• _ABOUT THIS TASK_: Please tally the lines below that contain the string "PAGES" and reply with that figure only.

Start of RECORDED INFORMATION

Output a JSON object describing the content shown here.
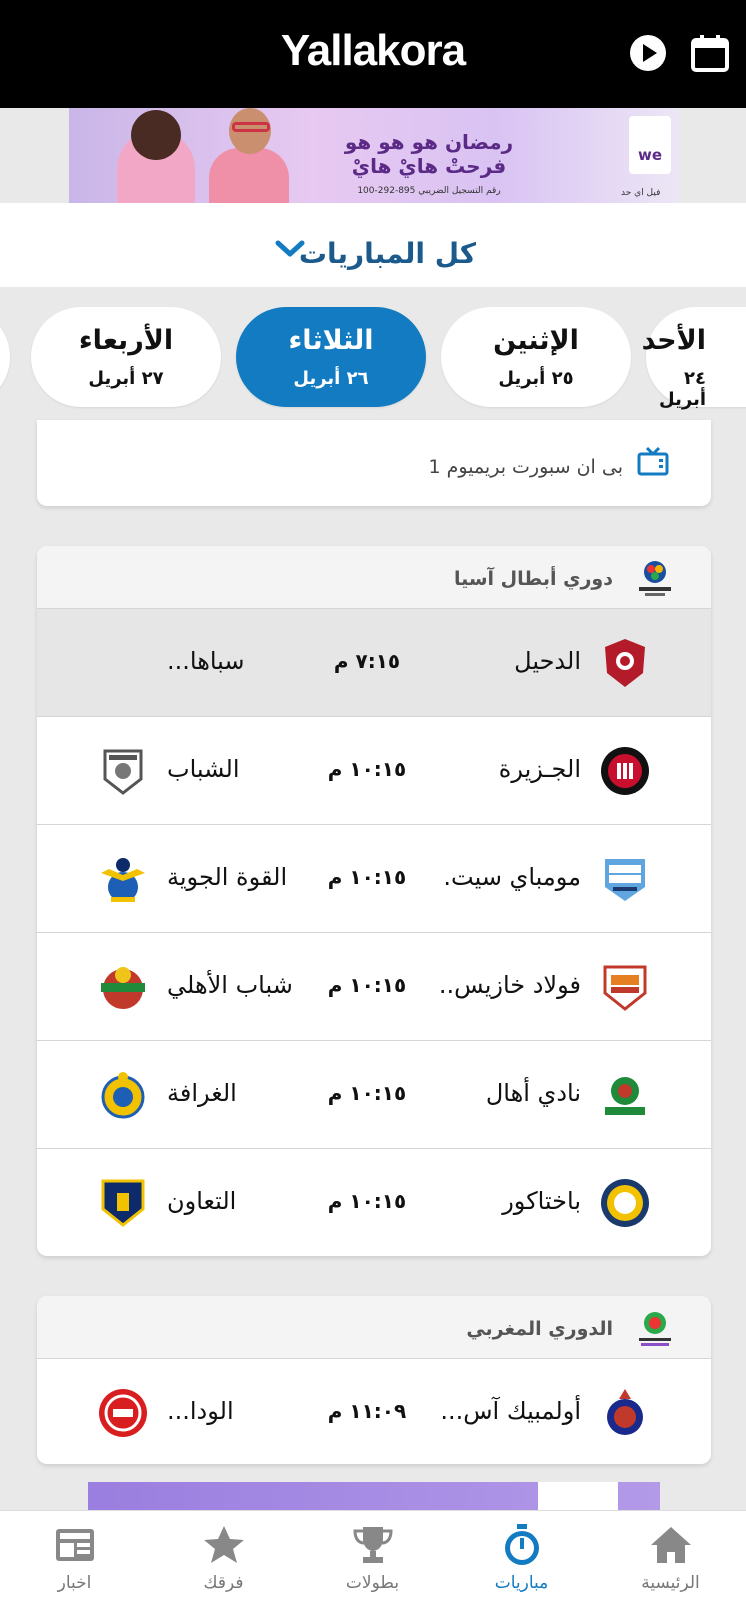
{
  "header": {
    "logo": "Yallakora",
    "icons": [
      "play-icon",
      "calendar-icon"
    ]
  },
  "ad": {
    "title_line1": "رمضان هو هو هو",
    "title_line2": "فرحتْ هايْ هايْ",
    "sub": "رقم التسجيل الضريبي 895-292-100",
    "brand": "we",
    "brand_caption": "فيل اي حد"
  },
  "section": {
    "title": "كل المباريات"
  },
  "days": [
    {
      "name": "الأربعاء",
      "date": "٢٧ أبريل",
      "active": false
    },
    {
      "name": "الثلاثاء",
      "date": "٢٦ أبريل",
      "active": true
    },
    {
      "name": "الإثنين",
      "date": "٢٥ أبريل",
      "active": false
    },
    {
      "name": "الأحد",
      "date": "٢٤ أبريل",
      "active": false
    }
  ],
  "tv_card": {
    "channel": "بى ان سبورت بريميوم 1"
  },
  "leagues": [
    {
      "name": "دوري أبطال آسيا",
      "logo": "champions-league-asia-logo",
      "matches": [
        {
          "home": "الدحيل",
          "time": "٧:١٥ م",
          "away": "سباها...",
          "highlight": true
        },
        {
          "home": "الجـزيرة",
          "time": "١٠:١٥ م",
          "away": "الشباب",
          "highlight": false
        },
        {
          "home": "مومباي سيت.",
          "time": "١٠:١٥ م",
          "away": "القوة الجوية",
          "highlight": false
        },
        {
          "home": "فولاد خازيس..",
          "time": "١٠:١٥ م",
          "away": "شباب الأهلي",
          "highlight": false
        },
        {
          "home": "نادي أهال",
          "time": "١٠:١٥ م",
          "away": "الغرافة",
          "highlight": false
        },
        {
          "home": "باختاكور",
          "time": "١٠:١٥ م",
          "away": "التعاون",
          "highlight": false
        }
      ]
    },
    {
      "name": "الدوري المغربي",
      "logo": "botola-pro-logo",
      "matches": [
        {
          "home": "أولمبيك آس...",
          "time": "١١:٠٩ م",
          "away": "الودا...",
          "highlight": false
        }
      ]
    }
  ],
  "bottom_nav": [
    {
      "label": "اخبار",
      "icon": "news-icon",
      "active": false
    },
    {
      "label": "فرقك",
      "icon": "star-icon",
      "active": false
    },
    {
      "label": "بطولات",
      "icon": "trophy-icon",
      "active": false
    },
    {
      "label": "مباريات",
      "icon": "stopwatch-icon",
      "active": true
    },
    {
      "label": "الرئيسية",
      "icon": "home-icon",
      "active": false
    }
  ],
  "colors": {
    "accent": "#137bc2",
    "title_blue": "#1a5a8c",
    "header_bg": "#000000"
  }
}
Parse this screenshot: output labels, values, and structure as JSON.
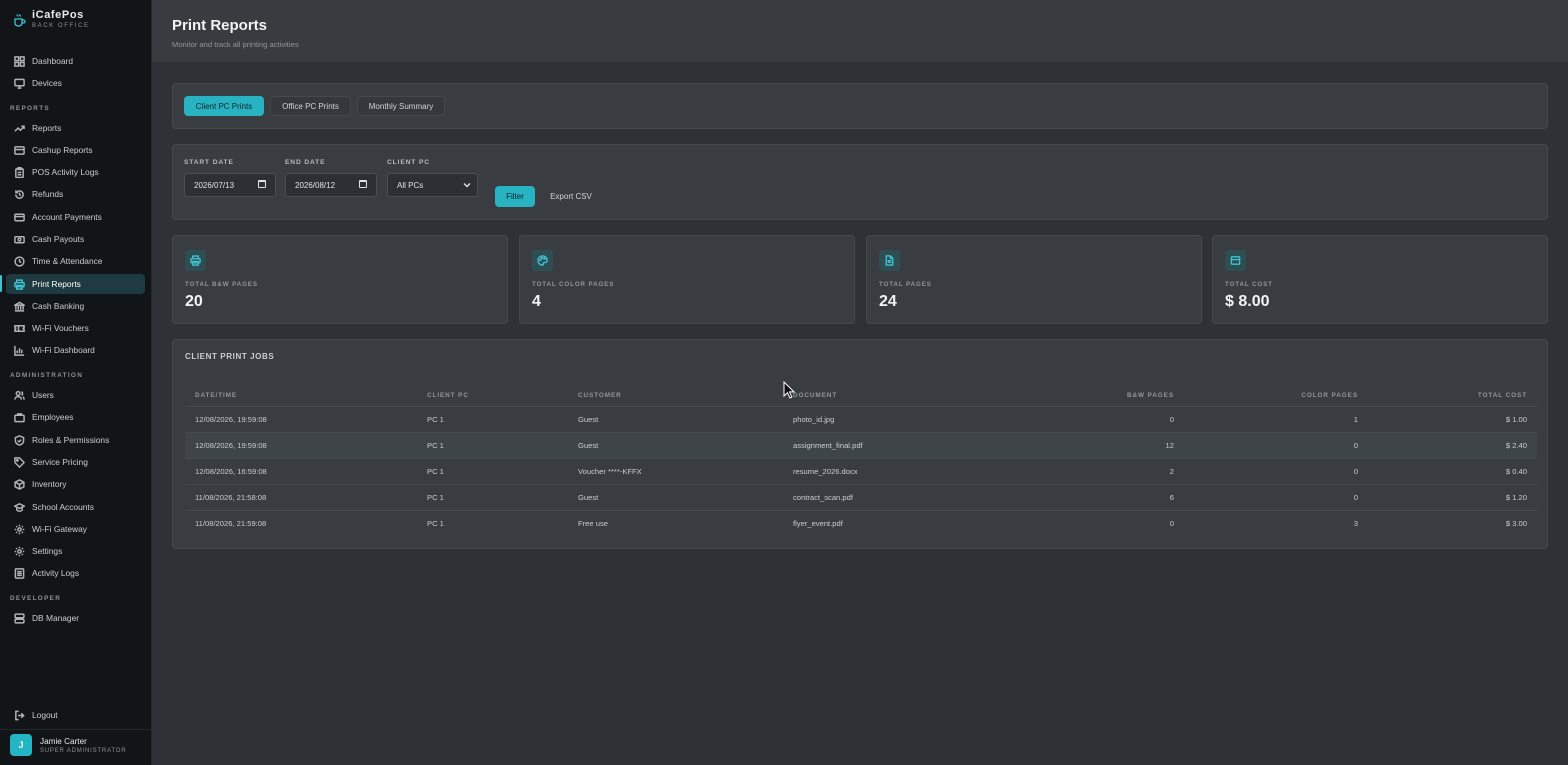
{
  "app": {
    "name": "iCafePos",
    "subtitle": "BACK OFFICE"
  },
  "sidebar": {
    "top_items": [
      {
        "label": "Dashboard",
        "icon": "dashboard-icon"
      },
      {
        "label": "Devices",
        "icon": "monitor-icon"
      }
    ],
    "sections": [
      {
        "label": "REPORTS",
        "items": [
          {
            "label": "Reports",
            "icon": "trending-up-icon"
          },
          {
            "label": "Cashup Reports",
            "icon": "wallet-icon"
          },
          {
            "label": "POS Activity Logs",
            "icon": "clipboard-icon"
          },
          {
            "label": "Refunds",
            "icon": "refund-icon"
          },
          {
            "label": "Account Payments",
            "icon": "credit-card-icon"
          },
          {
            "label": "Cash Payouts",
            "icon": "cash-icon"
          },
          {
            "label": "Time & Attendance",
            "icon": "clock-icon"
          },
          {
            "label": "Print Reports",
            "icon": "printer-icon",
            "active": true
          },
          {
            "label": "Cash Banking",
            "icon": "bank-icon"
          },
          {
            "label": "Wi-Fi Vouchers",
            "icon": "ticket-icon"
          },
          {
            "label": "Wi-Fi Dashboard",
            "icon": "bar-chart-icon"
          }
        ]
      },
      {
        "label": "ADMINISTRATION",
        "items": [
          {
            "label": "Users",
            "icon": "users-icon"
          },
          {
            "label": "Employees",
            "icon": "briefcase-icon"
          },
          {
            "label": "Roles & Permissions",
            "icon": "shield-icon"
          },
          {
            "label": "Service Pricing",
            "icon": "tag-icon"
          },
          {
            "label": "Inventory",
            "icon": "box-icon"
          },
          {
            "label": "School Accounts",
            "icon": "graduation-cap-icon"
          },
          {
            "label": "Wi-Fi Gateway",
            "icon": "gear-icon"
          },
          {
            "label": "Settings",
            "icon": "gear-icon"
          },
          {
            "label": "Activity Logs",
            "icon": "list-icon"
          }
        ]
      },
      {
        "label": "DEVELOPER",
        "items": [
          {
            "label": "DB Manager",
            "icon": "database-icon"
          }
        ]
      }
    ],
    "logout_label": "Logout",
    "user": {
      "initial": "J",
      "name": "Jamie Carter",
      "role": "SUPER ADMINISTRATOR"
    }
  },
  "header": {
    "title": "Print Reports",
    "subtitle": "Monitor and track all printing activities"
  },
  "tabs": [
    {
      "label": "Client PC Prints",
      "active": true
    },
    {
      "label": "Office PC Prints",
      "active": false
    },
    {
      "label": "Monthly Summary",
      "active": false
    }
  ],
  "filters": {
    "start_date": {
      "label": "START DATE",
      "value": "2026/07/13"
    },
    "end_date": {
      "label": "END DATE",
      "value": "2026/08/12"
    },
    "client_pc": {
      "label": "CLIENT PC",
      "value": "All PCs"
    },
    "filter_label": "Filter",
    "export_label": "Export CSV"
  },
  "stats": [
    {
      "label": "TOTAL B&W PAGES",
      "value": "20",
      "icon": "printer-icon"
    },
    {
      "label": "TOTAL COLOR PAGES",
      "value": "4",
      "icon": "palette-icon"
    },
    {
      "label": "TOTAL PAGES",
      "value": "24",
      "icon": "file-icon"
    },
    {
      "label": "TOTAL COST",
      "value": "$ 8.00",
      "icon": "wallet-icon"
    }
  ],
  "table": {
    "title": "CLIENT PRINT JOBS",
    "columns": [
      "DATE/TIME",
      "CLIENT PC",
      "CUSTOMER",
      "DOCUMENT",
      "B&W PAGES",
      "COLOR PAGES",
      "TOTAL COST"
    ],
    "rows": [
      [
        "12/08/2026, 19:59:08",
        "PC 1",
        "Guest",
        "photo_id.jpg",
        "0",
        "1",
        "$ 1.00"
      ],
      [
        "12/08/2026, 19:59:08",
        "PC 1",
        "Guest",
        "assignment_final.pdf",
        "12",
        "0",
        "$ 2.40"
      ],
      [
        "12/08/2026, 16:59:08",
        "PC 1",
        "Voucher ****-KFFX",
        "resume_2026.docx",
        "2",
        "0",
        "$ 0.40"
      ],
      [
        "11/08/2026, 21:58:08",
        "PC 1",
        "Guest",
        "contract_scan.pdf",
        "6",
        "0",
        "$ 1.20"
      ],
      [
        "11/08/2026, 21:59:08",
        "PC 1",
        "Free use",
        "flyer_event.pdf",
        "0",
        "3",
        "$ 3.00"
      ]
    ]
  },
  "colors": {
    "accent": "#27b3c2",
    "sidebar_bg": "#121518",
    "main_bg": "#2e3236"
  }
}
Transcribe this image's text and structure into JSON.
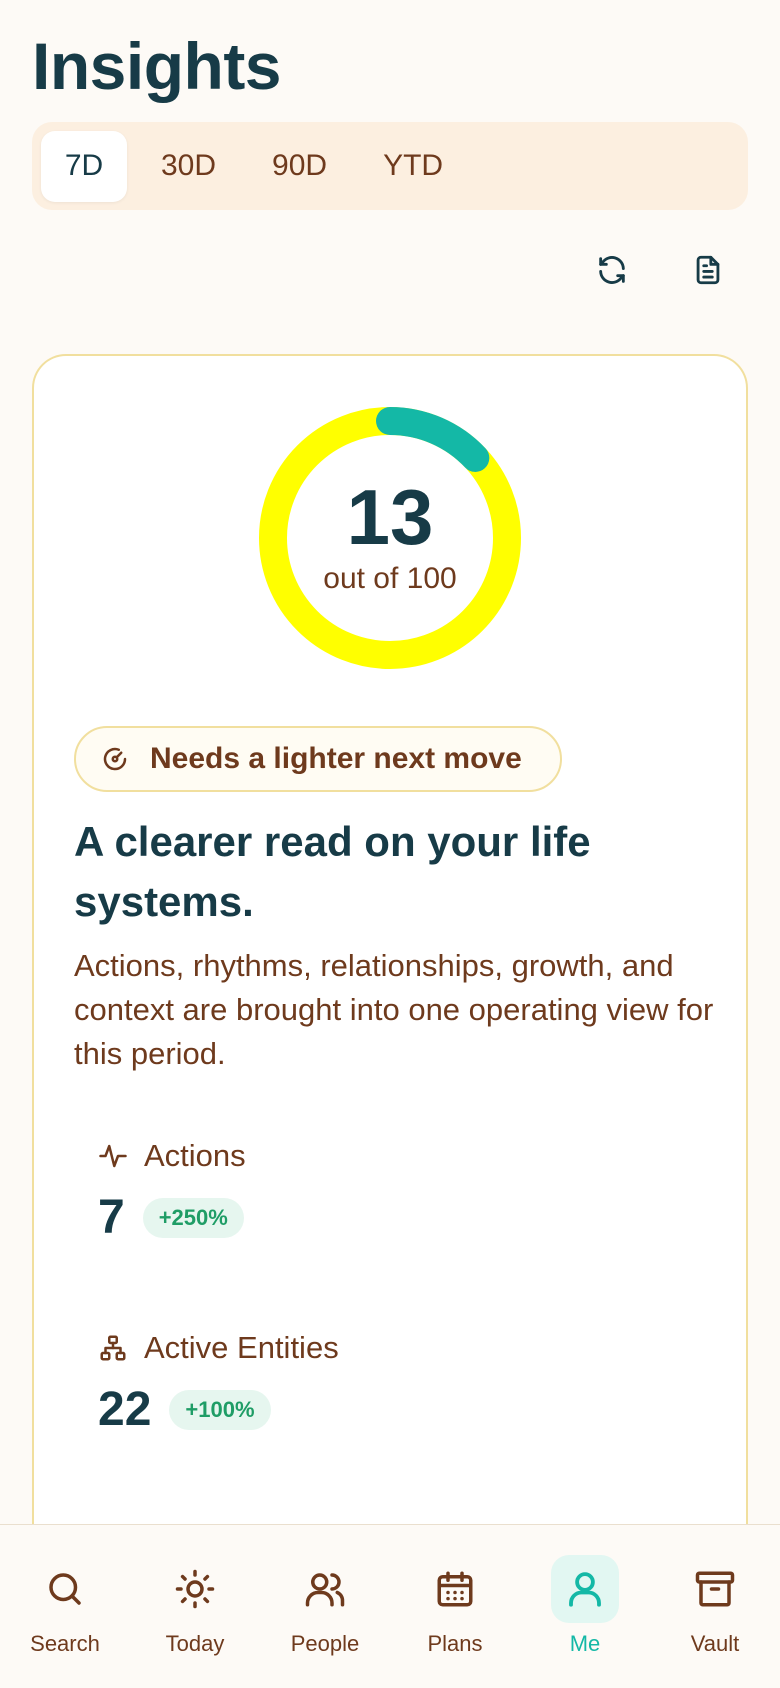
{
  "header": {
    "title": "Insights"
  },
  "periods": {
    "selected": "7D",
    "items": [
      "7D",
      "30D",
      "90D",
      "YTD"
    ]
  },
  "toolbar": {
    "refresh_icon": "refresh-icon",
    "report_icon": "document-icon"
  },
  "score": {
    "value": "13",
    "subtitle": "out of 100",
    "fraction": 0.13,
    "track_color": "#ffff00",
    "progress_color": "#14b8a6"
  },
  "status": {
    "icon": "gauge-icon",
    "label": "Needs a lighter next move"
  },
  "summary": {
    "headline": "A clearer read on your life systems.",
    "description": "Actions, rhythms, relationships, growth, and context are brought into one operating view for this period."
  },
  "metrics": [
    {
      "icon": "activity-icon",
      "label": "Actions",
      "value": "7",
      "delta": "+250%"
    },
    {
      "icon": "hierarchy-icon",
      "label": "Active Entities",
      "value": "22",
      "delta": "+100%"
    }
  ],
  "nav": {
    "active": "Me",
    "items": [
      {
        "label": "Search",
        "icon": "search-icon"
      },
      {
        "label": "Today",
        "icon": "sun-icon"
      },
      {
        "label": "People",
        "icon": "people-icon"
      },
      {
        "label": "Plans",
        "icon": "calendar-icon"
      },
      {
        "label": "Me",
        "icon": "user-icon"
      },
      {
        "label": "Vault",
        "icon": "archive-icon"
      }
    ]
  },
  "colors": {
    "brand_dark": "#173b47",
    "text_brown": "#6e3a1d",
    "accent_teal": "#14b8a6",
    "positive_green": "#1f9d66"
  }
}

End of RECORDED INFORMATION

• _EXERCISE RESPONSE_: 5